MATERIAL PROVIDED:
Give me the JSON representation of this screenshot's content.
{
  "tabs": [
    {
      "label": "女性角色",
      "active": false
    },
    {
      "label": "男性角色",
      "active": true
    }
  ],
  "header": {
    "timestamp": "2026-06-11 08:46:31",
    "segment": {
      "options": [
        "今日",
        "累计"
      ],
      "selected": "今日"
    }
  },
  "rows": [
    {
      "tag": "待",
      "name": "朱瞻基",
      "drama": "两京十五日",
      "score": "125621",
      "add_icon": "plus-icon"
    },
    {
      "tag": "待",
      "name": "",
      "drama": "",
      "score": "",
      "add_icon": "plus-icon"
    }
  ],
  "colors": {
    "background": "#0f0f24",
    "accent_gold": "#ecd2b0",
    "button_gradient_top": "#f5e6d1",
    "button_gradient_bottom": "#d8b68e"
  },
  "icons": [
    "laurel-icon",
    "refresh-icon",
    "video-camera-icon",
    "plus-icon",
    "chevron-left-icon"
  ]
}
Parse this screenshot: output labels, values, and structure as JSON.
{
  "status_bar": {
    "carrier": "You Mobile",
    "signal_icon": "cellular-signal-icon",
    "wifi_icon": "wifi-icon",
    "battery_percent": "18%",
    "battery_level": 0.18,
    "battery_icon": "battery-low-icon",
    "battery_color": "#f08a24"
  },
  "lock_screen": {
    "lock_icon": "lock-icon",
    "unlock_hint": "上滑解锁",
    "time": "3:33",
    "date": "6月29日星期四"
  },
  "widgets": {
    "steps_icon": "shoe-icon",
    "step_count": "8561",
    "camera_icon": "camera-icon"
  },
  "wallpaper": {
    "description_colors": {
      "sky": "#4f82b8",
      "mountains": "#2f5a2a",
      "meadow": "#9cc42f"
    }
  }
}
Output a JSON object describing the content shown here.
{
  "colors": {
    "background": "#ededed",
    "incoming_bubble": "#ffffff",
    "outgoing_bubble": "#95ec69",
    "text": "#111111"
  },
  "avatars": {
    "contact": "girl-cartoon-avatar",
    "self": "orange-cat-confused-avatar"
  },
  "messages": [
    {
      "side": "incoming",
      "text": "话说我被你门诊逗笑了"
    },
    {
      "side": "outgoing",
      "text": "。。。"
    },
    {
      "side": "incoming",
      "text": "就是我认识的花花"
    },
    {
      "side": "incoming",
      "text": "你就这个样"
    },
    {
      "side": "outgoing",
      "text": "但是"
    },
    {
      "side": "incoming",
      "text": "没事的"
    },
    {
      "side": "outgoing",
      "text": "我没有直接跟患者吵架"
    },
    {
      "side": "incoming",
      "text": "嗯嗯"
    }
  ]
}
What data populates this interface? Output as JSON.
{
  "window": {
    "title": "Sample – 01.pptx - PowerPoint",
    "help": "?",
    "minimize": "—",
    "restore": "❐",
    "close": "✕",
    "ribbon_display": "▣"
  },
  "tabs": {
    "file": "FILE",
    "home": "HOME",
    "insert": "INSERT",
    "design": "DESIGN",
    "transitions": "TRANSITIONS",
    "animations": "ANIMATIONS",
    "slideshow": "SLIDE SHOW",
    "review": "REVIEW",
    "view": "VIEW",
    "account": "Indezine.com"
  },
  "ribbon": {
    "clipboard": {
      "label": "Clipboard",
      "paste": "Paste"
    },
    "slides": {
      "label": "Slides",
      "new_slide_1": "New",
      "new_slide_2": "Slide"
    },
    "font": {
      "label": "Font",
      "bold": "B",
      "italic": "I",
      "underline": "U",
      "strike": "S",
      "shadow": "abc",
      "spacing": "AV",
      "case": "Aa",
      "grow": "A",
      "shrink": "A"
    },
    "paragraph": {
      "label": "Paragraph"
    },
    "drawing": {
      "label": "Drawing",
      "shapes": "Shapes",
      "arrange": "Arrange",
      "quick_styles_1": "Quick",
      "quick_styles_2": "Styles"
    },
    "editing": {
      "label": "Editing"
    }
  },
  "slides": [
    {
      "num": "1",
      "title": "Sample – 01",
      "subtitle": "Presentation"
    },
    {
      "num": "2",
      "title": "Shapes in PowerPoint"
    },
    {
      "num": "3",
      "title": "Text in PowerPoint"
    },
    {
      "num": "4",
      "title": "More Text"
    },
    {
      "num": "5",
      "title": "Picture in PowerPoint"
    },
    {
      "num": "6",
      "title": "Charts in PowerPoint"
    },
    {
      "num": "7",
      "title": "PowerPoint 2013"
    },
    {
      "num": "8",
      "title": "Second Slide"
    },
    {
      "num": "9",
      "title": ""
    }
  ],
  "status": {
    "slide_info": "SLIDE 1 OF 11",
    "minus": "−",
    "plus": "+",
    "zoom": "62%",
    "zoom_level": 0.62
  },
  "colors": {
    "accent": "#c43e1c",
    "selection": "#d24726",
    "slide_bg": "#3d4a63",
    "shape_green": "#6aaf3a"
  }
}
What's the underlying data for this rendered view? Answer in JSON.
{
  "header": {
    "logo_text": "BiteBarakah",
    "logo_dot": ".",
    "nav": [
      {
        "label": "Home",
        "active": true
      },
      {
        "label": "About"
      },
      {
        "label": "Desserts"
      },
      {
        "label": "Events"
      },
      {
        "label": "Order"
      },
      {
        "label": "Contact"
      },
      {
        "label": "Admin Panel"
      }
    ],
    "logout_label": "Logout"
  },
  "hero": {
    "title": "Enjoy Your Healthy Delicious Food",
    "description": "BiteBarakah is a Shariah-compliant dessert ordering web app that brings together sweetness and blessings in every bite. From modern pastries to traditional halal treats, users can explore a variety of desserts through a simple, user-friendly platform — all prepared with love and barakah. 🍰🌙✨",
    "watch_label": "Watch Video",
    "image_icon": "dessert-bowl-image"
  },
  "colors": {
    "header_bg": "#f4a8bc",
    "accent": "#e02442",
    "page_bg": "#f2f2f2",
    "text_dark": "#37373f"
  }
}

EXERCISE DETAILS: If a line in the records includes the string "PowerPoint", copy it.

ANSWER SPACE:
    "title": "Sample – 01.pptx - PowerPoint",
      "title": "Shapes in PowerPoint"
      "title": "Text in PowerPoint"
      "title": "Picture in PowerPoint"
      "title": "Charts in PowerPoint"
      "title": "PowerPoint 2013"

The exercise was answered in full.